One way to interpret such a provision is to look to its role in the structure of our Constitution’s federal system. The Court in Hyatt II appealed to the clause’s purpose as a safeguard against interstate rivalry.71 The dissent, on the other hand, took issue with the majority’s refusal to respect Nevada courts’ autonomy.72 But as Justice Jackson observed, “states have less to fear from a strong federalist73 influence in dealing with this than with most other constitutional provisions,” thanks to the clause’s reciprocal nature: “Anything taken from a state by way of freedom to deny faith and credit to law of others is thereby added to the state by way of a right to exact faith and credit for its own.”74 Federal scrutiny of state courts in this area thus poses relatively little threat to the balance of state and national power.75
More specifically, there are practical reasons not to fear the Court’s tentative step back toward balancing in the area of sovereign immunity. In Hyatt I, Justice O’Connor hesitated to open the floodgates to a deluge of interstate disputes “[w]ithout a rudder to steer us.”76 The Chief Justice’s invocation of that opinion summoned up a standard argument against pragmatic balancing tests: they invite uncertainty and unpredictability when future litigants seek to test their limits.77 But Hyatt II’s distinctive factual and procedural history makes it unlikely that similar cases will recur with great frequency.78 For one thing, lawsuits like Hyatt’s require that one state’s agents come under another state’s personal jurisdiction. Hall involved a collision with a vehicle driven out of state by a University of Nevada employee;79 Hyatt dealt with California officials pursuing a former resident across state lines.80 The physical insularity of most organs of state government may protect against conflicts larger than these interpersonal disputes — and so assuage any fear that the Court’s equitable balancing could foster unpredictability and invite vexatious litigation.81 And the Court appears to have originally taken this case in hopes of settling a different issue altogether — the substantive question of sovereign immunity after Hall, not the choice-of-law issue of full faith and credit.82 This course of events suggests that the latter question was not in dire need of attention and certiorari.83 The Court is probably right that it can “safely conclude” that the Nevada court overstepped its bounds here, without inviting an avalanche of litigation or upsetting a lifetime of case law.84

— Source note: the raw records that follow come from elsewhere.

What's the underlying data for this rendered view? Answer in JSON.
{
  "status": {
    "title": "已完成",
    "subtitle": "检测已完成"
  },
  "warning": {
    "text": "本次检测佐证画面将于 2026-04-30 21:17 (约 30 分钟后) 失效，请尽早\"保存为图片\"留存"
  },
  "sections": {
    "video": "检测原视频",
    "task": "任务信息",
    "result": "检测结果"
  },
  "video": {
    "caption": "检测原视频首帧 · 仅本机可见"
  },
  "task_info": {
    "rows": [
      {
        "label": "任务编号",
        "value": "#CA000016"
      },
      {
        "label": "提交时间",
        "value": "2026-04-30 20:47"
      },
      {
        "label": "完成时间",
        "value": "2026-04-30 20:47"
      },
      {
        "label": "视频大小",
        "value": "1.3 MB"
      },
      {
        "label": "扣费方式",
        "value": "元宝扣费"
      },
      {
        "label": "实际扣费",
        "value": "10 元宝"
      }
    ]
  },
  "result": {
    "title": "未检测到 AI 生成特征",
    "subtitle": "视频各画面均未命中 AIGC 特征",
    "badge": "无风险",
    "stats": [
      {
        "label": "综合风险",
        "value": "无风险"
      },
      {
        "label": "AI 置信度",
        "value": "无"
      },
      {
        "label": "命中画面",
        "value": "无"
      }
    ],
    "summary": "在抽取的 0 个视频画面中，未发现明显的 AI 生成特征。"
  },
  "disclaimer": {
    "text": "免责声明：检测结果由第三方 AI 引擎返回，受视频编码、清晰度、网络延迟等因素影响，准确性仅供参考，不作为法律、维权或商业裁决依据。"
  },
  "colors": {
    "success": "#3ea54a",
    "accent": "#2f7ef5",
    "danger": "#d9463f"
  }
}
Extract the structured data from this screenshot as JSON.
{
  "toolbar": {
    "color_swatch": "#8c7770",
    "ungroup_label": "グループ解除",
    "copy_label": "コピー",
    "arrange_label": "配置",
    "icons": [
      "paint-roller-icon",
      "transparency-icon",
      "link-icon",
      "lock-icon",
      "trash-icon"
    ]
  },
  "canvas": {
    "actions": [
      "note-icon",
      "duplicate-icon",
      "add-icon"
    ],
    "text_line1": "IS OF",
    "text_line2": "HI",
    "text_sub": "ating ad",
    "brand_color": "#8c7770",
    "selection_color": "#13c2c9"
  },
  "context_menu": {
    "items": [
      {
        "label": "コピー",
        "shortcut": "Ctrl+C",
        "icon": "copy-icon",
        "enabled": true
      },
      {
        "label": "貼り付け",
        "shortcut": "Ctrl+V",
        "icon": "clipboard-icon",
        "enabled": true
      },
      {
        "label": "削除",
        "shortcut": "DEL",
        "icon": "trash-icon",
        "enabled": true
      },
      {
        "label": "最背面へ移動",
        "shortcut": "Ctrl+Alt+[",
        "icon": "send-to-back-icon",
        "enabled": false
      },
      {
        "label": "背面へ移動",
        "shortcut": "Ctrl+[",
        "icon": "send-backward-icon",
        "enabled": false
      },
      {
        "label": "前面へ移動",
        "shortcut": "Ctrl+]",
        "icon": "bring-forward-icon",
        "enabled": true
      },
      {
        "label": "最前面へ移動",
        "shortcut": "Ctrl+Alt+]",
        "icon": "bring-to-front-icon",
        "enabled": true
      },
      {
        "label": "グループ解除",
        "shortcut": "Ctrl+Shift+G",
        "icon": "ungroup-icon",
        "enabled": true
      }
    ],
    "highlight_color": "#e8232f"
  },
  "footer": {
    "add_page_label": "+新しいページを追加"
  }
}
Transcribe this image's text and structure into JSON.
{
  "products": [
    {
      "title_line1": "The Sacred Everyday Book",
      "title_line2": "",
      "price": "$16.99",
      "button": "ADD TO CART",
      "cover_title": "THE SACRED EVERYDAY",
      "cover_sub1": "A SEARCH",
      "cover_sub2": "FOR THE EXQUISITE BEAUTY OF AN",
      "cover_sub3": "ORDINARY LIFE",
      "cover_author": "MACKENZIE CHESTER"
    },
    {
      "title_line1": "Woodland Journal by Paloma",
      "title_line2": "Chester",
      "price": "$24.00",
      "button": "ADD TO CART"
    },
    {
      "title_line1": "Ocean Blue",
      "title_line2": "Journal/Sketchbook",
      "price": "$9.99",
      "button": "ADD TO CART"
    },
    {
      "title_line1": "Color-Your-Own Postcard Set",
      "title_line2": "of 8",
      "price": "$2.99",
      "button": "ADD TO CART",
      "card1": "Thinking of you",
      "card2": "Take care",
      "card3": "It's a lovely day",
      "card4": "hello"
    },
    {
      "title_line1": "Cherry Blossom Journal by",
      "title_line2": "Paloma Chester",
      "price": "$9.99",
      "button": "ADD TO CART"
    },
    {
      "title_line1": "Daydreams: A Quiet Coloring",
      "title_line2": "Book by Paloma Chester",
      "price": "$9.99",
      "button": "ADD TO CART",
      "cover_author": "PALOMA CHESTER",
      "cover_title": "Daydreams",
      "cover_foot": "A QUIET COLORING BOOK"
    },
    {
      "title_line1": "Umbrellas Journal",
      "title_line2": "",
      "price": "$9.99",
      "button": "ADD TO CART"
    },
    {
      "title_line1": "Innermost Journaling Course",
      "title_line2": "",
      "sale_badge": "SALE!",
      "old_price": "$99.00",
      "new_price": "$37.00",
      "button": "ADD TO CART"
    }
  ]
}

Judged by the light of constitutional history and structure, Hyatt II accords with the spirit of the Court’s pragmatic precedents guaranteeing full faith and credit to state statutes. There is a remorseless logic to the Chief Justice’s steadfast insistence that a Nevada court must either submit entirely to another state’s statute or else freely impose its own conflicting law. But if clear constitutional text or principle may sometimes compel such all-or-nothing disjuncture, it is difficult to rest the dissent’s weighty conviction on the slender reed of the word “full.”85 While the dissent denounced the majority’s split-the-baby approach for inventing an untenable compromise, others may recognize the Court’s ruling as Solomonic in the finest sense.86